In New Mexico, evictions are regulated by state statutes. To evict a tenant, a landlord must file an eviction lawsuit against the tenant and win the lawsuit. Because evictions are a legal matter, the landlord must carefully follow all the rules and procedures set forth in the state statutes, or the eviction may not be valid.
This article will explain the basic rules and procedures landlords and property managers must follow when evicting a tenant in New Mexico.
A landlord who wants to evict a tenant before the tenancy has expired must have legal cause. New Mexico law defines legal cause as the tenant’s failure to pay rent or the tenant’s violation of the lease or rental agreement. To evict the tenant for one of these reasons, the landlord must first terminate the rental agreement. The landlord does this by giving the tenant written notice. Different notices are needed depending on the reason for the eviction.
A landlord who wants to evict a tenant but does not have legal cause to do so must wait until the tenant’s tenancy has expired before expecting the tenant to move. In some cases, the landlord may still need to give the tenant written notice to move.

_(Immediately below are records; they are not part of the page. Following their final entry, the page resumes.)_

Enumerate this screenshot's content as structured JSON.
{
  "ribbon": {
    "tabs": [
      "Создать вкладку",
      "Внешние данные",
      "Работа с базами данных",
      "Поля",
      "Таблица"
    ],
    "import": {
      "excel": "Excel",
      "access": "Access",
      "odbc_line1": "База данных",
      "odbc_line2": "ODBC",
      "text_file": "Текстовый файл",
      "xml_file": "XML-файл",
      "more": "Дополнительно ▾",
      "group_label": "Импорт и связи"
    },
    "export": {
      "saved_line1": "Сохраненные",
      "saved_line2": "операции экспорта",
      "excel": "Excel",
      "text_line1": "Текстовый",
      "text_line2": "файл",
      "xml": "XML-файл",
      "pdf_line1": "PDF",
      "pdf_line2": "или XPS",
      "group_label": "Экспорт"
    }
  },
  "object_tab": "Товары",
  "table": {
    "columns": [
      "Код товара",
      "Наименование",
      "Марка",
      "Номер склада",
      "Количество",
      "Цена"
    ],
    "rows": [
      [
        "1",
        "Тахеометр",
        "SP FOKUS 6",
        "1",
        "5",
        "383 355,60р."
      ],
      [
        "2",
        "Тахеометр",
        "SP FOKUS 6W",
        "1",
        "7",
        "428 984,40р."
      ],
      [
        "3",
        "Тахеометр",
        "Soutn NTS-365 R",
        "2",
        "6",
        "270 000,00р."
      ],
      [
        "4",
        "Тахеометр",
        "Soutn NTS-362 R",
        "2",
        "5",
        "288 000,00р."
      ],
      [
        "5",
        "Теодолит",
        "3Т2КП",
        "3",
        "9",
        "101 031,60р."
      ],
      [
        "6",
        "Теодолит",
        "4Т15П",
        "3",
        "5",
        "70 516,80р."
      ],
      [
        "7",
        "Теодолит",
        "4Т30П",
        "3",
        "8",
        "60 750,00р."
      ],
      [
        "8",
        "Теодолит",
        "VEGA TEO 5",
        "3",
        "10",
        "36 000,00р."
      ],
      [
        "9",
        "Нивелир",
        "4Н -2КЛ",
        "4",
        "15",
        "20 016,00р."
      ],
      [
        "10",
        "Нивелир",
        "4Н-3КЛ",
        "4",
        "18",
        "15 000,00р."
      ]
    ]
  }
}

A landlord who wants to end a month-to-month tenancy but does not have legal cause to evict the tenant, must give the tenant a written 30-day notice. This notice will inform the tenant of the landlord’s desire to end the month-to-month tenancy and that that tenant must move out of the rental unit by the end of the 30 days. If the tenant does not move out of the rental unit by that time, then the landlord can file an eviction lawsuit against the tenant (see N.M. Stat. Ann. § 47-8-37). New Mexico Notice Requirements to Terminate a Month-to-Month Tenancy has more information on this subject.
A landlord who wishes to end a fixed-term lease (such as a lease for one year) but does not have legal cause to evict the tenant, must wait until the lease has expired before expecting the tenant to move. Unless the terms of the lease specifically require it, the landlord is not required to give the tenant written notice to move. If the tenant does not move out of the rental unit by the end of the lease term, then the landlord should not accept further rent from the tenant and can file an eviction lawsuit against the tenant.
Even though a landlord might have good legal cause to evict a tenant, the tenant might still decide to fight the eviction. The tenant could have a good legal defense against the eviction, such as the landlord discriminating against the tenant or the landlord failing to maintain the rental unit premises. By fighting the eviction, the costs of the lawsuit could increase and the tenant could remain living in the rental unit for a longer period of time. Tenant Defenses to Evictions in New Mexico has more information.
A landlord must never try to force a tenant to move out of a rental unit. The only way the tenant can be removed from the rental unit is if the landlord wins an eviction lawsuit against the tenant. Even then, the only person authorized to remove the tenant is a law enforcement officer with a valid court order. New Mexico law has made it illegal for the landlord to try to remove the tenant in any other way, and the tenant can sue the landlord for trying.Illegal Eviction Procedures in New Mexico has more information on this topic.
After the tenant has been evicted, the landlord might find that the tenant has left behind personal property. The landlord must hold on to the property for at least three days after the eviction has occurred, allowing the tenant time to claim the property. If the tenant does not claim the property by the end of three days, then the landlord can dispose of the property, through sale or otherwise (see N.M. Stat. Ann. § 47-8-34.1(C)).
Landlords must carefully follow all the rules and procedures required by New Mexico law when evicting a tenant; otherwise, the eviction may not be valid. Although these rules and procedures may seem burdensome to the landlord, they are there for a reason. Evictions often occur very quickly, and the end result is serious: the tenant has lost a place to live. The rules help ensure the eviction is justified and that the tenant has enough time to find a new home.